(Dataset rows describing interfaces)
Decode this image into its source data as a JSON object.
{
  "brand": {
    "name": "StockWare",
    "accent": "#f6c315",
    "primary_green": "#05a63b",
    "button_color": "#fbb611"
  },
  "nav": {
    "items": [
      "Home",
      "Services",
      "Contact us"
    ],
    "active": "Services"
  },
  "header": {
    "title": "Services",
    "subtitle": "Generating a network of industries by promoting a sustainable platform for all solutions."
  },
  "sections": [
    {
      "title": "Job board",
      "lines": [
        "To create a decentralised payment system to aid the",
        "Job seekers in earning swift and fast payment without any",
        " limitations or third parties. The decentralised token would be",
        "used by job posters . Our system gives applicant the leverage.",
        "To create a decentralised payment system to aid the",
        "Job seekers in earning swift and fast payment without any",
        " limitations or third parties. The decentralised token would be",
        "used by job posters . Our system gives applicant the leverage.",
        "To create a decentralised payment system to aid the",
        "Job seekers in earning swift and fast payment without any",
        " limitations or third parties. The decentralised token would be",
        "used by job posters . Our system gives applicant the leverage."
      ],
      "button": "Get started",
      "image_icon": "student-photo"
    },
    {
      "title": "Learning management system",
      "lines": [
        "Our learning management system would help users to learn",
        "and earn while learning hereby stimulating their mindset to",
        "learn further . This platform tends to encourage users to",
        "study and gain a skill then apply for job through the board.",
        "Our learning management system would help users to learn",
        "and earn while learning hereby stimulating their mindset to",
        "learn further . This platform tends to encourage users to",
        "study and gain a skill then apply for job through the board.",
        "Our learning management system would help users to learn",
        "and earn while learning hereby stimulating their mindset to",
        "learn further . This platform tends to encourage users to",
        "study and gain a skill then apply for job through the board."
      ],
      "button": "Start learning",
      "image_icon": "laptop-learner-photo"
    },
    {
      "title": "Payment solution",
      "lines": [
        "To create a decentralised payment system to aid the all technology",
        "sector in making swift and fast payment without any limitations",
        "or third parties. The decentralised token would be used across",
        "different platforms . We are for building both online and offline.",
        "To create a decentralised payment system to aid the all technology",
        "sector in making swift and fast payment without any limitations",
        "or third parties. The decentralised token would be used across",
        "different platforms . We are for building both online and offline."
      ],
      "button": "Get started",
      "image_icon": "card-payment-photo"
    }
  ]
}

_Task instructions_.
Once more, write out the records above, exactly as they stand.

_Your solution_.
Decode this image into its source data as a JSON object.
{
  "brand": {
    "name": "StockWare",
    "accent": "#f6c315",
    "primary_green": "#05a63b",
    "button_color": "#fbb611"
  },
  "nav": {
    "items": [
      "Home",
      "Services",
      "Contact us"
    ],
    "active": "Services"
  },
  "header": {
    "title": "Services",
    "subtitle": "Generating a network of industries by promoting a sustainable platform for all solutions."
  },
  "sections": [
    {
      "title": "Job board",
      "lines": [
        "To create a decentralised payment system to aid the",
        "Job seekers in earning swift and fast payment without any",
        " limitations or third parties. The decentralised token would be",
        "used by job posters . Our system gives applicant the leverage.",
        "To create a decentralised payment system to aid the",
        "Job seekers in earning swift and fast payment without any",
        " limitations or third parties. The decentralised token would be",
        "used by job posters . Our system gives applicant the leverage.",
        "To create a decentralised payment system to aid the",
        "Job seekers in earning swift and fast payment without any",
        " limitations or third parties. The decentralised token would be",
        "used by job posters . Our system gives applicant the leverage."
      ],
      "button": "Get started",
      "image_icon": "student-photo"
    },
    {
      "title": "Learning management system",
      "lines": [
        "Our learning management system would help users to learn",
        "and earn while learning hereby stimulating their mindset to",
        "learn further . This platform tends to encourage users to",
        "study and gain a skill then apply for job through the board.",
        "Our learning management system would help users to learn",
        "and earn while learning hereby stimulating their mindset to",
        "learn further . This platform tends to encourage users to",
        "study and gain a skill then apply for job through the board.",
        "Our learning management system would help users to learn",
        "and earn while learning hereby stimulating their mindset to",
        "learn further . This platform tends to encourage users to",
        "study and gain a skill then apply for job through the board."
      ],
      "button": "Start learning",
      "image_icon": "laptop-learner-photo"
    },
    {
      "title": "Payment solution",
      "lines": [
        "To create a decentralised payment system to aid the all technology",
        "sector in making swift and fast payment without any limitations",
        "or third parties. The decentralised token would be used across",
        "different platforms . We are for building both online and offline.",
        "To create a decentralised payment system to aid the all technology",
        "sector in making swift and fast payment without any limitations",
        "or third parties. The decentralised token would be used across",
        "different platforms . We are for building both online and offline."
      ],
      "button": "Get started",
      "image_icon": "card-payment-photo"
    }
  ]
}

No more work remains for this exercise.